But those still clinging to it need a legislative nudge. Thirty-nine states have outlawed corporal punishment. Its time for North Carolina to join that majority.
Protecting the citys trees
Bravo to Charlotte, the city of trees, for fighting to keep hundreds of trees from being whacked just to better show off billboards. City arborist Don McSween and other city leaders understand the importance of the tree canopy to our citys beauty, and so on Friday contested 16 of Adams Outdoor Advertisings 21 applications to fire up the chainsaws.
The legislature targeted trees last year, deciding that 250 feet of clear space (nearly a football fields length) in front of billboards wasnt enough. Now, the city argues that most of Adams proposals violate N.C. Department of Transportation rules. The billboards in question violate other city rules, for example, or target trees that hide views of junkyards or trees that are protected because they were planted as a noise barrier.
The real question, though, is why McSween is having to wage this fight at all. There has been much hand-wringing over the fact that a new state law doesnt give local governments authority to enforce their own ordinances. Overlooked in that debate, though, is that the law doesnt explicitly come down one way or the other on that question. DOT officials, not state law, made the rule neutering the locals.

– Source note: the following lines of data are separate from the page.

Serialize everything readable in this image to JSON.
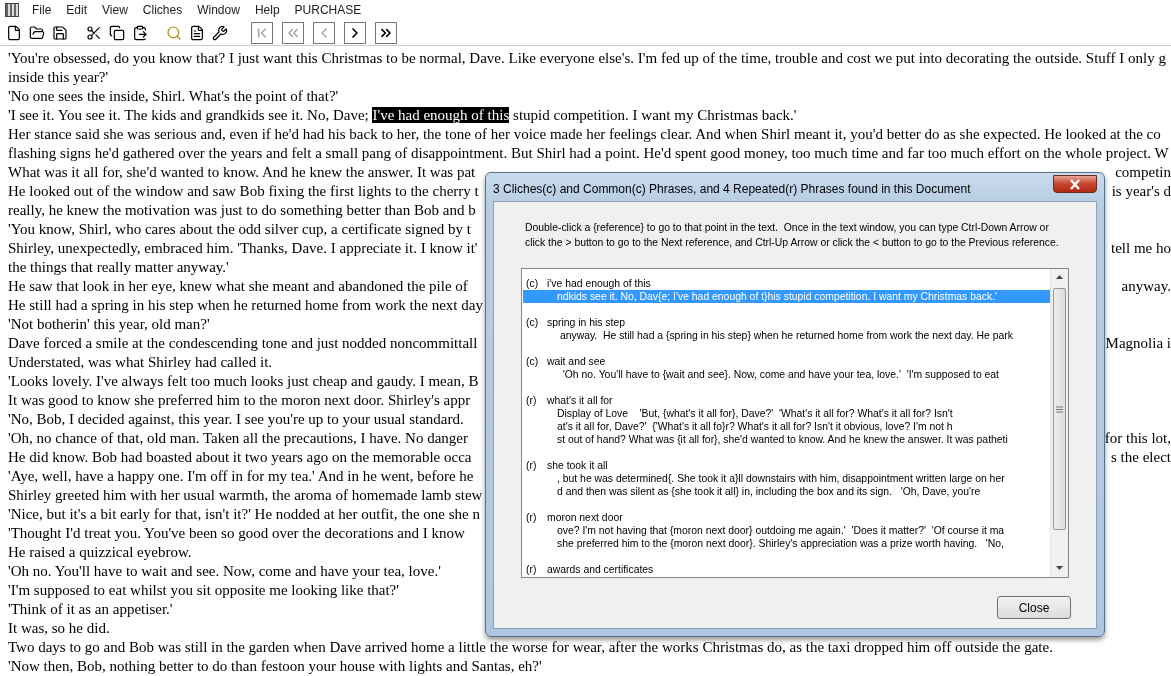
{
  "menu_bar": {
    "items": [
      "File",
      "Edit",
      "View",
      "Cliches",
      "Window",
      "Help",
      "PURCHASE"
    ]
  },
  "toolbar": {
    "groups": [
      [
        {
          "kind": "new",
          "disabled": false
        },
        {
          "kind": "open",
          "disabled": false
        },
        {
          "kind": "save",
          "disabled": false
        }
      ],
      [
        {
          "kind": "cut",
          "disabled": false
        },
        {
          "kind": "copy",
          "disabled": false
        },
        {
          "kind": "paste",
          "disabled": false
        }
      ],
      [
        {
          "kind": "find",
          "disabled": false
        },
        {
          "kind": "report",
          "disabled": false
        },
        {
          "kind": "settings",
          "disabled": false
        }
      ],
      [
        {
          "kind": "first",
          "disabled": true
        },
        {
          "kind": "back_many",
          "disabled": true
        },
        {
          "kind": "previous",
          "disabled": true
        },
        {
          "kind": "next",
          "disabled": false
        },
        {
          "kind": "forward_many",
          "disabled": false
        }
      ]
    ]
  },
  "document": {
    "lines": [
      {
        "text": "'You're obsessed, do you know that? I just want this Christmas to be normal, Dave. Like everyone else's. I'm fed up of the time, trouble and cost we put into decorating the outside. Stuff I only g"
      },
      {
        "text": "inside this year?'"
      },
      {
        "text": "'No one sees the inside, Shirl. What's the point of that?'"
      },
      {
        "text": "'I see it. You see it. The kids and grandkids see it. No, Dave; ",
        "selected_text": "I've had enough of this",
        "text_after": " stupid competition. I want my Christmas back.'"
      },
      {
        "text": "Her stance said she was serious and, even if he'd had his back to her, the tone of her voice made her feelings clear. And when Shirl meant it, you'd better do as she expected. He looked at the co"
      },
      {
        "text": "flashing signs he'd gathered over the years and felt a small pang of disappointment. But Shirl had a point. He'd spent good money, too much time and far too much effort on the whole project. W"
      },
      {
        "text": "What was it all for, she'd wanted to know. And he knew the answer. It was pat",
        "right": "competin"
      },
      {
        "text": "He looked out of the window and saw Bob fixing the first lights to the cherry t",
        "right": "is year's d"
      },
      {
        "text": "really, he knew the motivation was just to do something better than Bob and b"
      },
      {
        "text": "'You know, Shirl, who cares about the odd silver cup, a certificate signed by t"
      },
      {
        "text": "Shirley, unexpectedly, embraced him. 'Thanks, Dave. I appreciate it. I know it'",
        "right": "tell me ho"
      },
      {
        "text": "the things that really matter anyway.'"
      },
      {
        "text": "He saw that look in her eye, knew what she meant and abandoned the pile of",
        "right": "anyway."
      },
      {
        "text": "He still had a spring in his step when he returned home from work the next day"
      },
      {
        "text": "'Not botherin' this year, old man?'"
      },
      {
        "text": "Dave forced a smile at the condescending tone and just nodded noncommittall",
        "right": "Magnolia i"
      },
      {
        "text": "Understated, was what Shirley had called it."
      },
      {
        "text": "'Looks lovely. I've always felt too much looks just cheap and gaudy. I mean, B"
      },
      {
        "text": "It was good to know she preferred him to the moron next door. Shirley's appr"
      },
      {
        "text": "'No, Bob, I decided against, this year. I see you're up to your usual standard."
      },
      {
        "text": "'Oh, no chance of that, old man. Taken all the precautions, I have. No danger",
        "right": "for this lot,"
      },
      {
        "text": "He did know. Bob had boasted about it two years ago on the memorable occa",
        "right": "s the elect"
      },
      {
        "text": "'Aye, well, have a happy one. I'm off in for my tea.' And in he went, before he"
      },
      {
        "text": "Shirley greeted him with her usual warmth, the aroma of homemade lamb stew"
      },
      {
        "text": "'Nice, but it's a bit early for that, isn't it?' He nodded at her outfit, the one she n"
      },
      {
        "text": "'Thought I'd treat you. You've been so good over the decorations and I know"
      },
      {
        "text": "He raised a quizzical eyebrow."
      },
      {
        "text": "'Oh no. You'll have to wait and see. Now, come and have your tea, love.'"
      },
      {
        "text": "'I'm supposed to eat whilst you sit opposite me looking like that?'"
      },
      {
        "text": "'Think of it as an appetiser.'"
      },
      {
        "text": "It was, so he did."
      },
      {
        "text": "Two days to go and Bob was still in the garden when Dave arrived home a little the worse for wear, after the works Christmas do, as the taxi dropped him off outside the gate."
      },
      {
        "text": "'Now then, Bob, nothing better to do than festoon your house with lights and Santas, eh?'"
      }
    ]
  },
  "dialog": {
    "title": "3 Cliches(c) and Common(c) Phrases, and 4 Repeated(r) Phrases found in this Document",
    "instructions": "Double-click a {reference} to go to that point in the text.  Once in the text window, you can type Ctrl-Down Arrow or click the > button to go to the Next reference, and Ctrl-Up Arrow or click the < button to go to the Previous reference.",
    "results": [
      {
        "code": "(c)",
        "phrase": "i've had enough of this",
        "contexts": [
          {
            "text": "ndkids see it. No, Dav{e; I've had enough of t}his stupid competition. I want my Christmas back.'",
            "selected": true
          }
        ]
      },
      {
        "code": "(c)",
        "phrase": "spring in his step",
        "contexts": [
          {
            "text": " anyway.  He still had a {spring in his step} when he returned home from work the next day. He park",
            "selected": false
          }
        ]
      },
      {
        "code": "(c)",
        "phrase": "wait and see",
        "contexts": [
          {
            "text": "  'Oh no. You'll have to {wait and see}. Now, come and have your tea, love.'  'I'm supposed to eat",
            "selected": false
          }
        ]
      },
      {
        "code": "(r)",
        "phrase": "what's it all for",
        "contexts": [
          {
            "text": "Display of Love    'But, {what's it all for}, Dave?'  'What's it all for? What's it all for? Isn't",
            "selected": false
          },
          {
            "text": "at's it all for, Dave?'  {'What's it all fo}r? What's it all for? Isn't it obvious, love? I'm not h",
            "selected": false
          },
          {
            "text": "st out of hand? What was {it all for}, she'd wanted to know. And he knew the answer. It was patheti",
            "selected": false
          }
        ]
      },
      {
        "code": "(r)",
        "phrase": "she took it all",
        "contexts": [
          {
            "text": ", but he was determined{. She took it a}ll downstairs with him, disappointment written large on her",
            "selected": false
          },
          {
            "text": "d and then was silent as {she took it all} in, including the box and its sign.   'Oh, Dave, you're",
            "selected": false
          }
        ]
      },
      {
        "code": "(r)",
        "phrase": "moron next door",
        "contexts": [
          {
            "text": "ove? I'm not having that {moron next door} outdoing me again.'  'Does it matter?'  'Of course it ma",
            "selected": false
          },
          {
            "text": "she preferred him to the {moron next door}. Shirley's appreciation was a prize worth having.   'No,",
            "selected": false
          }
        ]
      },
      {
        "code": "(r)",
        "phrase": "awards and certificates"
      }
    ],
    "buttons": [
      "Close"
    ]
  }
}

The DOT should change that rule, and legislators should amend the law when they return in May.